# BRIEF:
Within the records below, find each line with the word "number" and copy it out.

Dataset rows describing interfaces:
++++++++++++++++++++

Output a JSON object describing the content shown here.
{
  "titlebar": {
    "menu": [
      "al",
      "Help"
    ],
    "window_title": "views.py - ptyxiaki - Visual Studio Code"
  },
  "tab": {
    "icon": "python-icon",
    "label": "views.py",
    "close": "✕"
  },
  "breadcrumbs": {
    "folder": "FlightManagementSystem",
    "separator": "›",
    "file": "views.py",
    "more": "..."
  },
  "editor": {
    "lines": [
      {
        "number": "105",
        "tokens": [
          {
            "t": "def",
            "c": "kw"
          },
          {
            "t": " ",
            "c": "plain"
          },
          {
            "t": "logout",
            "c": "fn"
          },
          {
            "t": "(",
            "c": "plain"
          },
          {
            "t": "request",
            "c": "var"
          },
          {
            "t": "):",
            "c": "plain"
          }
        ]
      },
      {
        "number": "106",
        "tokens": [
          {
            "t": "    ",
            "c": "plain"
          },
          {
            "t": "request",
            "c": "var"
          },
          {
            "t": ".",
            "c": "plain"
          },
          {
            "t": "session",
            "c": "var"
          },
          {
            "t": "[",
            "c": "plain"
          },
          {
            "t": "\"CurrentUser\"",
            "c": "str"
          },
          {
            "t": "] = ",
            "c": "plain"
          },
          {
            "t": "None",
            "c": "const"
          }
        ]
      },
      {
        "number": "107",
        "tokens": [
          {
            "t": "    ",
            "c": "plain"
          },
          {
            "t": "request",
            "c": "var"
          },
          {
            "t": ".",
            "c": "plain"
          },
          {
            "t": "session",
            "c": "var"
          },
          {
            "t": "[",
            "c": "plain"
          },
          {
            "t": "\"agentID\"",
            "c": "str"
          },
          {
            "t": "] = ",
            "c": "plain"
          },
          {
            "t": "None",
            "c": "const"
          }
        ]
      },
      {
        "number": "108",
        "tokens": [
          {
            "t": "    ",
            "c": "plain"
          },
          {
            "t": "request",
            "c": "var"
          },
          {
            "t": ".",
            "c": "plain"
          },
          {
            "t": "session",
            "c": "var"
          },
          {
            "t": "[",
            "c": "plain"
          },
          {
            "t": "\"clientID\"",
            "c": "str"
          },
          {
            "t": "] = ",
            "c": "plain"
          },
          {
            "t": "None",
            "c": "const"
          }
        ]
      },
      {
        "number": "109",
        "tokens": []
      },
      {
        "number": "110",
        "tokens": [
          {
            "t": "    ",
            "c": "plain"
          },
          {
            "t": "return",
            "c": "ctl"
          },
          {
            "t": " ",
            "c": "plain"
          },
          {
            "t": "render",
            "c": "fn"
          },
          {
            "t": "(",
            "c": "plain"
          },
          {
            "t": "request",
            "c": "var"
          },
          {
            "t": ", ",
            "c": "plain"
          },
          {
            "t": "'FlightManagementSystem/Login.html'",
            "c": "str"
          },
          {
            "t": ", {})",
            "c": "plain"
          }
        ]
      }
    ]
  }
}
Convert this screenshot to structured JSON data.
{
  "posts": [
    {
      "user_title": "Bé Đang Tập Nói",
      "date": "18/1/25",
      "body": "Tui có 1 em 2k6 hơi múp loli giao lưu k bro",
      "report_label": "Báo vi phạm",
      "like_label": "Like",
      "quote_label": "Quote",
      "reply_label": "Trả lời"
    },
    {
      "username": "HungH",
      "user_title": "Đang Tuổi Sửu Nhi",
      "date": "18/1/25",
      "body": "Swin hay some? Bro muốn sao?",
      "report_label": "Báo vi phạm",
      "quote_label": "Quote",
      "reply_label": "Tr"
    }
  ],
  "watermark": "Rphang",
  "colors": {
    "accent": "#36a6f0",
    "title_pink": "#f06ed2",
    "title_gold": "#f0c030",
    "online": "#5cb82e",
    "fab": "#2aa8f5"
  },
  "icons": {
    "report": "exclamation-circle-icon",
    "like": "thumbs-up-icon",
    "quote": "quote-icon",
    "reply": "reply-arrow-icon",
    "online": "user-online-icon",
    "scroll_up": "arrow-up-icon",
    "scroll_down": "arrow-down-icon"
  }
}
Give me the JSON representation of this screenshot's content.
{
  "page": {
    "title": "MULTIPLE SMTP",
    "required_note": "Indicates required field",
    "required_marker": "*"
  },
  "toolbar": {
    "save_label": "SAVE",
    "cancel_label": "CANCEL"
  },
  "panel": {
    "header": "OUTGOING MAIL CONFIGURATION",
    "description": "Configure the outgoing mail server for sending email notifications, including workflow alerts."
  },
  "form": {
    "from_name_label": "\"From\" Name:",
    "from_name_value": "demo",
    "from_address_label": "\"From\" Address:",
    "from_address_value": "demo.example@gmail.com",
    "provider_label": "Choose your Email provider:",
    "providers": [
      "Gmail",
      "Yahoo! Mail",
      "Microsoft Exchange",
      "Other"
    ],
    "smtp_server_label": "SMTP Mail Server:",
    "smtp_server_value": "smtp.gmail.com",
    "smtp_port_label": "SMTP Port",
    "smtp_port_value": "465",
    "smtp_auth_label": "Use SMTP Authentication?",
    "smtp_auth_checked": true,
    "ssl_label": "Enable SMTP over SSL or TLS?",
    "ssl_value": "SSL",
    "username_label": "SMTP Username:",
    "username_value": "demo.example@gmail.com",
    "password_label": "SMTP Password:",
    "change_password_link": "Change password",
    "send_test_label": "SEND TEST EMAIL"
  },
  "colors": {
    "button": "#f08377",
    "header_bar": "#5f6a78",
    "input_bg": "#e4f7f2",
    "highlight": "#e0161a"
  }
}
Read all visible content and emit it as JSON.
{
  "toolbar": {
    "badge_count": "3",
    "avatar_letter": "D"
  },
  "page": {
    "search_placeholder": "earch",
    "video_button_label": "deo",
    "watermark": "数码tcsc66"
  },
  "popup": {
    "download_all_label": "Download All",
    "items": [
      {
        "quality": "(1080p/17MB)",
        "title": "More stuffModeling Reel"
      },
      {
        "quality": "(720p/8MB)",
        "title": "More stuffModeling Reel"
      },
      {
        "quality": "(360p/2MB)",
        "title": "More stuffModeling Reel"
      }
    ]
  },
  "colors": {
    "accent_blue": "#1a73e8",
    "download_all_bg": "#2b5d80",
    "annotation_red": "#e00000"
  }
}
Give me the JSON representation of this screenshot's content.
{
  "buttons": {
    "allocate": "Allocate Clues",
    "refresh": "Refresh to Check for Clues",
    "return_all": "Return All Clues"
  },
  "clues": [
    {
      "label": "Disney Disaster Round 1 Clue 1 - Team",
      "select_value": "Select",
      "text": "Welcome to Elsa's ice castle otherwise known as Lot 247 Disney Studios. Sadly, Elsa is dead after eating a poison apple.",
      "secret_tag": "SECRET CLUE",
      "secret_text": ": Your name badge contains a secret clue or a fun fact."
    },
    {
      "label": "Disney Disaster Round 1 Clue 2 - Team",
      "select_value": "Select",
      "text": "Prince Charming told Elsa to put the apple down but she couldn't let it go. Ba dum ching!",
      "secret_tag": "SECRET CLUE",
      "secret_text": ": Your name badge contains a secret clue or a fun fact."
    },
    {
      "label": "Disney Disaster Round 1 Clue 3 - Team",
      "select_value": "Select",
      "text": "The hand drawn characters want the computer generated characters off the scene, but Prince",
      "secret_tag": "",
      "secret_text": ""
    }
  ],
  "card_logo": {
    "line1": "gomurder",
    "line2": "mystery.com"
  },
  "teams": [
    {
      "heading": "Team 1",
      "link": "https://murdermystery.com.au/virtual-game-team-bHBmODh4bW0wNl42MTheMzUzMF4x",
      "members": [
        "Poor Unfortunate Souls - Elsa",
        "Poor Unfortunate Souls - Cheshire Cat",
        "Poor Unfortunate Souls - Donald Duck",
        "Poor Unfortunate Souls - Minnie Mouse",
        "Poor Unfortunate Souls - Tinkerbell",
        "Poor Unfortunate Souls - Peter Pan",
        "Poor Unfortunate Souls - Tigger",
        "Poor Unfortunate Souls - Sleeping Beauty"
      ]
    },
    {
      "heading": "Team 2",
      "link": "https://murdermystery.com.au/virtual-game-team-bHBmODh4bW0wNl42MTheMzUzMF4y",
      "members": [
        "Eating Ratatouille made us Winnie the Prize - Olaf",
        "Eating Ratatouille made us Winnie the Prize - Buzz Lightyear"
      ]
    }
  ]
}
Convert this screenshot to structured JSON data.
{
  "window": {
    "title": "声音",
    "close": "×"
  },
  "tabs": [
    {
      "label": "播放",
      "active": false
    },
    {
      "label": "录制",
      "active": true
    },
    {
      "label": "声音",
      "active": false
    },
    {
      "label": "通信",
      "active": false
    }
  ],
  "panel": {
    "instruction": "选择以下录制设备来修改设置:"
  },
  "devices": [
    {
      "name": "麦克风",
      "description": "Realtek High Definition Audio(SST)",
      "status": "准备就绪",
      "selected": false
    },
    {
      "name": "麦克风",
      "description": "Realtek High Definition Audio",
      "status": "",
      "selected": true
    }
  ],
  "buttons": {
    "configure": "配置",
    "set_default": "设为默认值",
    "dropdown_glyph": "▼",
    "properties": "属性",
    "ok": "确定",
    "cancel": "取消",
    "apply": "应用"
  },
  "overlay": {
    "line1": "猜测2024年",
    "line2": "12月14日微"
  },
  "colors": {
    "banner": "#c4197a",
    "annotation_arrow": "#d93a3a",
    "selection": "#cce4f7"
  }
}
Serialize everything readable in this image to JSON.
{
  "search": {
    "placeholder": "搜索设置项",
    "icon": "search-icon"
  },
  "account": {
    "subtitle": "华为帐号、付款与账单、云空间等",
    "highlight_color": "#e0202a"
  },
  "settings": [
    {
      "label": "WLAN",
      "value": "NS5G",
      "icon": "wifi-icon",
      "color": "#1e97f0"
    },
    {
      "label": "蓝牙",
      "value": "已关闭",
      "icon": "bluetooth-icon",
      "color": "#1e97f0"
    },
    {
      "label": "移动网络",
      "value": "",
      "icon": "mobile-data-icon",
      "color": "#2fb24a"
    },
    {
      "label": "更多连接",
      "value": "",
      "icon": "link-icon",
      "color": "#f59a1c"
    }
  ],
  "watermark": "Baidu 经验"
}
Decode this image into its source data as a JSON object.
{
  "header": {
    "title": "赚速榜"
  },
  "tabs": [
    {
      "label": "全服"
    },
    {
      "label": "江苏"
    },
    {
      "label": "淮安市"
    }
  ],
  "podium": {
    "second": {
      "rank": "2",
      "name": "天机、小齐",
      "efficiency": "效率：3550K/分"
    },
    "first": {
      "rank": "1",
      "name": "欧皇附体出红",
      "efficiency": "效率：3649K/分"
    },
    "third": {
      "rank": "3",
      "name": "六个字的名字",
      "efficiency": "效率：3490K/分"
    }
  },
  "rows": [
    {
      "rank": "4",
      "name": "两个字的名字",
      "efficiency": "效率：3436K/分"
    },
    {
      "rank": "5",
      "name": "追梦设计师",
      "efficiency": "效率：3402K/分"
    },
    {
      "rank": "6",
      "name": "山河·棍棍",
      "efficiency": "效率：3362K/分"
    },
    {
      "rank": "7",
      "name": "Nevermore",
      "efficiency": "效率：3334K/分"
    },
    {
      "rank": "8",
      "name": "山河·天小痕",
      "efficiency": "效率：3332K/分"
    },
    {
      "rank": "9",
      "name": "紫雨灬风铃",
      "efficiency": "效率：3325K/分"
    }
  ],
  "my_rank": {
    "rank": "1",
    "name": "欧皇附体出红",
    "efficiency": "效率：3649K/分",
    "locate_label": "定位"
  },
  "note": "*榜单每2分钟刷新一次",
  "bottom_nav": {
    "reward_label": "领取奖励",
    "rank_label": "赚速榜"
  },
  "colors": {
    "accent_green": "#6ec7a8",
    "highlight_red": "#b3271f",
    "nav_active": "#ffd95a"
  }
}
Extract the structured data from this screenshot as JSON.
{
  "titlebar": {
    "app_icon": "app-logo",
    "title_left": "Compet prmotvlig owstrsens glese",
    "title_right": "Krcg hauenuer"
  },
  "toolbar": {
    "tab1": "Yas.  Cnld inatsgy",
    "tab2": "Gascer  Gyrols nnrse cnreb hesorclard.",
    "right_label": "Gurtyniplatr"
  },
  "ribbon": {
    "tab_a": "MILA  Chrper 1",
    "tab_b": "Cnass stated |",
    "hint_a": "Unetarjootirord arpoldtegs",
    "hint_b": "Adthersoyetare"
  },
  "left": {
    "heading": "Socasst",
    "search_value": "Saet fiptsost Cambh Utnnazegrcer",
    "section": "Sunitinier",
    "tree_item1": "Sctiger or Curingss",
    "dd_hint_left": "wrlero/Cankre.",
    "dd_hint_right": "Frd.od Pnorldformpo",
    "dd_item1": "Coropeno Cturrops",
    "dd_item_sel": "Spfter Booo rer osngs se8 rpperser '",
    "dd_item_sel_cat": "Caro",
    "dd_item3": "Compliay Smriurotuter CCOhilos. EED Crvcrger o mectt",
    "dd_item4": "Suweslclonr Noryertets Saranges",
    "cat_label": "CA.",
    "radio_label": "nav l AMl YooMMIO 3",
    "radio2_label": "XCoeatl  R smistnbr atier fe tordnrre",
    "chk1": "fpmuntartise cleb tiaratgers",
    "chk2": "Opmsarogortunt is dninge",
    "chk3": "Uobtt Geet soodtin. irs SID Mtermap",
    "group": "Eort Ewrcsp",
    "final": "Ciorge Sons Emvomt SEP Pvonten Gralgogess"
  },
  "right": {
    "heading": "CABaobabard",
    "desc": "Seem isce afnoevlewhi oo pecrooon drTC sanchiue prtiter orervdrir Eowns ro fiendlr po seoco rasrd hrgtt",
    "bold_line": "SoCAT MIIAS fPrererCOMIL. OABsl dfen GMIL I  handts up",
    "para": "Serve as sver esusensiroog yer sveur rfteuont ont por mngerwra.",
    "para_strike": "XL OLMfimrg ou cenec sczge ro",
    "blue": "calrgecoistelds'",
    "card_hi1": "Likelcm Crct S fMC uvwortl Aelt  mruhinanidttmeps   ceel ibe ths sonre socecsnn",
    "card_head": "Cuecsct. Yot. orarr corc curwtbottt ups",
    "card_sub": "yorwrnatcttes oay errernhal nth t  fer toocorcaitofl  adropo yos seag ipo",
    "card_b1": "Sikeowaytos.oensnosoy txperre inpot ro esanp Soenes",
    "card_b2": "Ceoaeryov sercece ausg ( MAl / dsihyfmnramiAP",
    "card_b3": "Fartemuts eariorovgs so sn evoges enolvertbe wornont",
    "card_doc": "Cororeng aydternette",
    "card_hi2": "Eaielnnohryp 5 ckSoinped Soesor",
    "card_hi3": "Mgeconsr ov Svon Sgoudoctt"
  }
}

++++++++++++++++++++

# FINAL ANSWER:
        "number": "105",
        "number": "106",
        "number": "107",
        "number": "108",
        "number": "109",
        "number": "110",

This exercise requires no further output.